*** Opening of Records supplied ***

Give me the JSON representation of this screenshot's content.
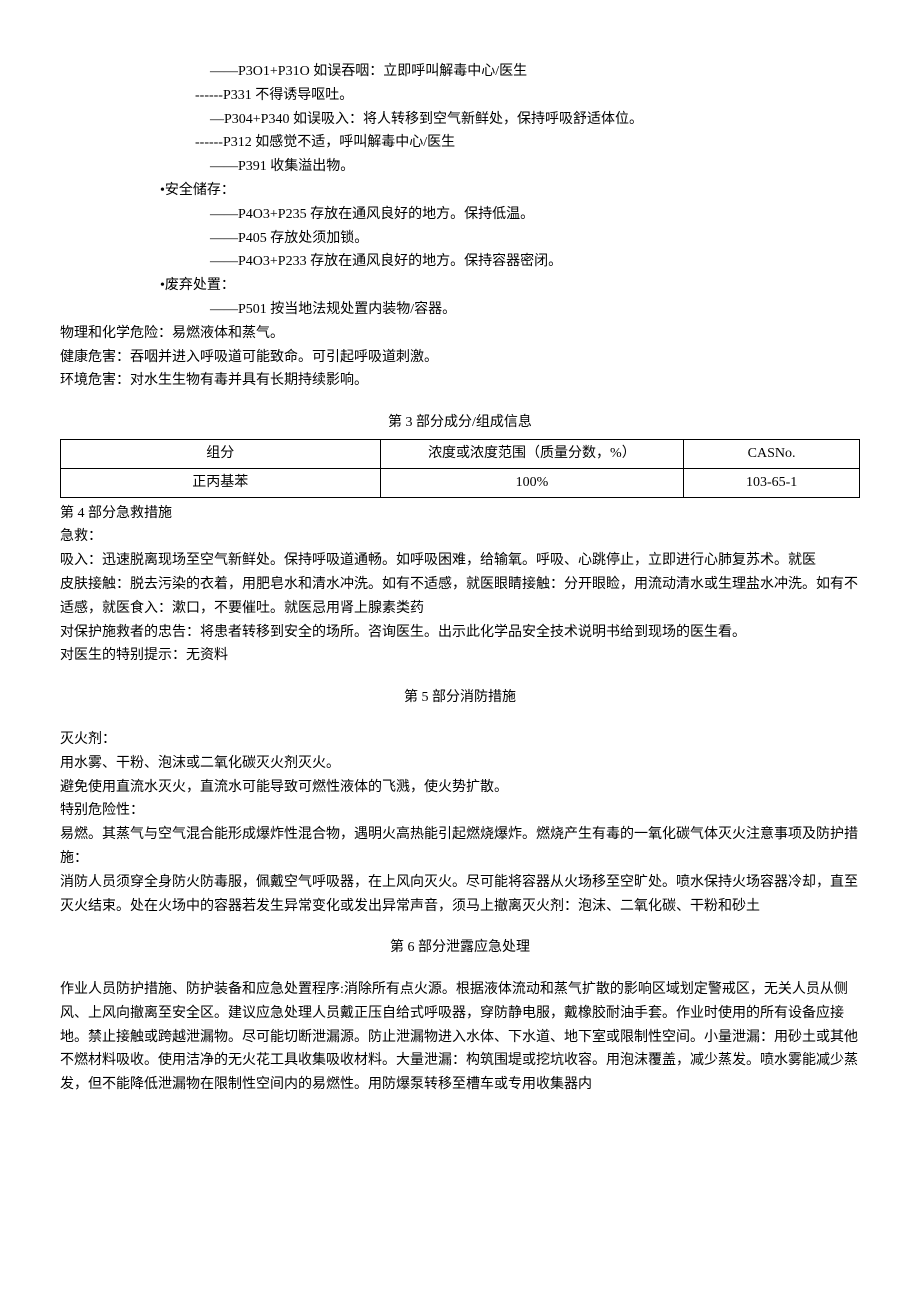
{
  "precautions": {
    "items": [
      {
        "indent": "indent2",
        "text": "——P3O1+P31O 如误吞咽：立即呼叫解毒中心/医生"
      },
      {
        "indent": "indent3",
        "text": "------P331 不得诱导呕吐。"
      },
      {
        "indent": "indent2",
        "text": "—P304+P340 如误吸入：将人转移到空气新鲜处，保持呼吸舒适体位。"
      },
      {
        "indent": "indent3",
        "text": "------P312 如感觉不适，呼叫解毒中心/医生"
      },
      {
        "indent": "indent2",
        "text": "——P391 收集溢出物。"
      }
    ],
    "storage_label": "•安全储存：",
    "storage_items": [
      "——P4O3+P235 存放在通风良好的地方。保持低温。",
      "——P405 存放处须加锁。",
      "——P4O3+P233 存放在通风良好的地方。保持容器密闭。"
    ],
    "disposal_label": "•废弃处置：",
    "disposal_items": [
      "——P501 按当地法规处置内装物/容器。"
    ]
  },
  "hazards": {
    "physical": "物理和化学危险：易燃液体和蒸气。",
    "health": "健康危害：吞咽并进入呼吸道可能致命。可引起呼吸道刺激。",
    "environment": "环境危害：对水生生物有毒并具有长期持续影响。"
  },
  "section3": {
    "heading": "第 3 部分成分/组成信息",
    "headers": {
      "component": "组分",
      "concentration": "浓度或浓度范围（质量分数，%）",
      "cas": "CASNo."
    },
    "rows": [
      {
        "component": "正丙基苯",
        "concentration": "100%",
        "cas": "103-65-1"
      }
    ]
  },
  "section4": {
    "heading": "第 4 部分急救措施",
    "first_aid_label": "急救：",
    "inhalation": "吸入：迅速脱离现场至空气新鲜处。保持呼吸道通畅。如呼吸困难，给输氧。呼吸、心跳停止，立即进行心肺复苏术。就医",
    "skin": "皮肤接触：脱去污染的衣着，用肥皂水和清水冲洗。如有不适感，就医眼睛接触：分开眼睑，用流动清水或生理盐水冲洗。如有不适感，就医食入：漱口，不要催吐。就医忌用肾上腺素类药",
    "rescuer": "对保护施救者的忠告：将患者转移到安全的场所。咨询医生。出示此化学品安全技术说明书给到现场的医生看。",
    "doctor": "对医生的特别提示：无资料"
  },
  "section5": {
    "heading": "第 5 部分消防措施",
    "extinguish_label": "灭火剂：",
    "line1": "用水雾、干粉、泡沫或二氧化碳灭火剂灭火。",
    "line2": "避免使用直流水灭火，直流水可能导致可燃性液体的飞溅，使火势扩散。",
    "danger_label": "特别危险性：",
    "danger_text": "易燃。其蒸气与空气混合能形成爆炸性混合物，遇明火高热能引起燃烧爆炸。燃烧产生有毒的一氧化碳气体灭火注意事项及防护措施：",
    "fire_text": "消防人员须穿全身防火防毒服，佩戴空气呼吸器，在上风向灭火。尽可能将容器从火场移至空旷处。喷水保持火场容器冷却，直至灭火结束。处在火场中的容器若发生异常变化或发出异常声音，须马上撤离灭火剂：泡沫、二氧化碳、干粉和砂土"
  },
  "section6": {
    "heading": "第 6 部分泄露应急处理",
    "text": "作业人员防护措施、防护装备和应急处置程序:消除所有点火源。根据液体流动和蒸气扩散的影响区域划定警戒区，无关人员从侧风、上风向撤离至安全区。建议应急处理人员戴正压自给式呼吸器，穿防静电服，戴橡胶耐油手套。作业时使用的所有设备应接地。禁止接触或跨越泄漏物。尽可能切断泄漏源。防止泄漏物进入水体、下水道、地下室或限制性空间。小量泄漏：用砂土或其他不燃材料吸收。使用洁净的无火花工具收集吸收材料。大量泄漏：构筑围堤或挖坑收容。用泡沫覆盖，减少蒸发。喷水雾能减少蒸发，但不能降低泄漏物在限制性空间内的易燃性。用防爆泵转移至槽车或专用收集器内"
  }
}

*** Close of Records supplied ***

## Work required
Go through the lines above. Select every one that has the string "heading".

## Answer to the problem
    "heading": "第 3 部分成分/组成信息",
    "heading": "第 4 部分急救措施",
    "heading": "第 5 部分消防措施",
    "heading": "第 6 部分泄露应急处理",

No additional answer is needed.